Region 10384 developed slowly and has a weak magnetic delta structure in the main penumbra.
Comment added at 06:15 UTC on June 14: A region just behind the southeast limb produced a long duration M1.5 event peaking at 06h UTC. Earlier today region 10380 generated a C8 flare.
June 11: A CME was observed in SXI images in association with the M4 event in region 10375 peaking at 15:24 UTC. A much larger CME was observed following an M1.8 event in region 10380 (peaking at 17:47 UTC). This flare triggered a large filament eruption south and southwest of the region. The CME could reach Earth and cause a geomagnetic disturbance on June 14.
June 12: No observations.
June 13: No obviously geoeffective CMEs observed. A filament across the central meridian in the northern hemisphere began to erupt late in the day and may have been associated with a small CME.
Coronal hole history (since late October 2002)
Compare today's report with the situation one solar rotation ago: 28 days ago 27 days ago 26 days ago
A coronal hole (CH43) mainly in the northern hemisphere and with a trans equatorial extension, was in a geoeffective position on June 11. A recurrent trans equatorial coronal hole (CH44) will likely rotate into a geoeffective position on June 17.

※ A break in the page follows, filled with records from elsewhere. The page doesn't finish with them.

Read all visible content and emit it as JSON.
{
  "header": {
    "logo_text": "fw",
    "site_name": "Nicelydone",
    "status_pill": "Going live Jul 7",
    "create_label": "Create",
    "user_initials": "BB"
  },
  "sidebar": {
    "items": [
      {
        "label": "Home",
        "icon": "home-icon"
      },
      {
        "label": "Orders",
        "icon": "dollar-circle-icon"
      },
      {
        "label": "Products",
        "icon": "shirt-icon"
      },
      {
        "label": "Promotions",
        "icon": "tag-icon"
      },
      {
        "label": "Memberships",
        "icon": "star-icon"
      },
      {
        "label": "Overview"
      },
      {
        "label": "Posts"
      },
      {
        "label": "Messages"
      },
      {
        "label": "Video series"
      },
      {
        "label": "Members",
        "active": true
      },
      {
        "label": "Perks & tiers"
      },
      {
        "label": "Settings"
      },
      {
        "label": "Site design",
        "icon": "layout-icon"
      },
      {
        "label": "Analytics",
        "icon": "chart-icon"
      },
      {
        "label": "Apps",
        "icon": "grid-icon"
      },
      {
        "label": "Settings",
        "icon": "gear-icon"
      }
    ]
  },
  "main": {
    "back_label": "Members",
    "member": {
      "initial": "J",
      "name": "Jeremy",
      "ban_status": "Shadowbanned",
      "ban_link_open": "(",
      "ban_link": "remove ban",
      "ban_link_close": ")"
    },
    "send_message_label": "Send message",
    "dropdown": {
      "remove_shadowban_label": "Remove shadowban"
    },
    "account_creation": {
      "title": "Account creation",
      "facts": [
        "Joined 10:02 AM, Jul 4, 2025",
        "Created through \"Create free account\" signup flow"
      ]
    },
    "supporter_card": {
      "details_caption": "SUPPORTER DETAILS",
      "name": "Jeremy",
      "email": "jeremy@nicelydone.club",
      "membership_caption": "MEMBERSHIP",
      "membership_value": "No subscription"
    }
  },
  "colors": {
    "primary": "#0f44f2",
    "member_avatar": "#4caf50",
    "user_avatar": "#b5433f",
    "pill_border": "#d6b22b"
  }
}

Processed SOHO EIT 284 image at 19:06 UTC on June 13. Any black areas on the solar disk are likely coronal holes.
The geomagnetic field is expected to be unsettled to active on June 14-15 due to a high speed stream from coronal hole CH43.
Long distance medium wave (AM) band propagation along east-west paths over high and upper middle latitudes is very poor and will likely be very poor until at least June 17. Propagation along north-south paths is fair. [Trans Atlantic propagation conditions are currently monitored every night on 1470 kHz. Dominant station tonight: Radio Cristal del Uruguay, a couple of stations from Brazil were noted as well.]
|Coronal holes (1)||Coronal mass ejections (2)||M and X class flares (3)|
1) Effects from a coronal hole could reach Earth within the next 5 days.
2) Material from a CME is likely to impact Earth within 96 hours.
3) There is a possibility of either M or X class flares within the next 48 hours.
Green: 0-20% probability, Yellow: 20-60% probability, Red: 60-100% probability.
Compare to the previous day's image.
Data for all numbered solar regions according to the Solar Region Summary provided by NOAA/SEC. Comments are my own, as is the STAR spot count (spots observed at or inside a few hours before midnight) and data for regions not numbered by SEC or where SEC has observed no spots.
|Solar region||Date numbered||SEC
|Location at midnight||Area||Classification||Comment|
rotated partly out
|Total spot count:||89||71|
flux at Earth
|International sunspot number||Smoothed sunspot number|
cycle 23 sunspot max.
|2002.12||157.2||80.8||(81.4 predicted, -3.8)|
|2003.01||144.0||79.5||(78.3 predicted, -3.1)|
|2003.02||124.5||46.2||(73.3 predicted, -5.0)|
|2003.03||131.4||61.5||(67.6 predicted, -5.7)|
|2003.04||126.4||60.0||(62.7 predicted, -4.9)|
|2003.05||115.7||55.2||(57.8 predicted, -4.9)|
|2003.06||140.1 (1)||53.9 (2)||(53.8 predicted, -4.0)|
1) Running average based on the daily 20:00 UTC observed solar flux value at 2800 MHz.
2) Unofficial, accumulated value based on the Boulder (NOAA/SEC) sunspot number. The official international sunspot number is typically 30-50% less.
This report has been prepared by Jan Alvestad. It is based partly on my own observations and interpretations, and partly on data from sources noted in solar links. All time references are to the UTC day. Comments and suggestions are always welcome.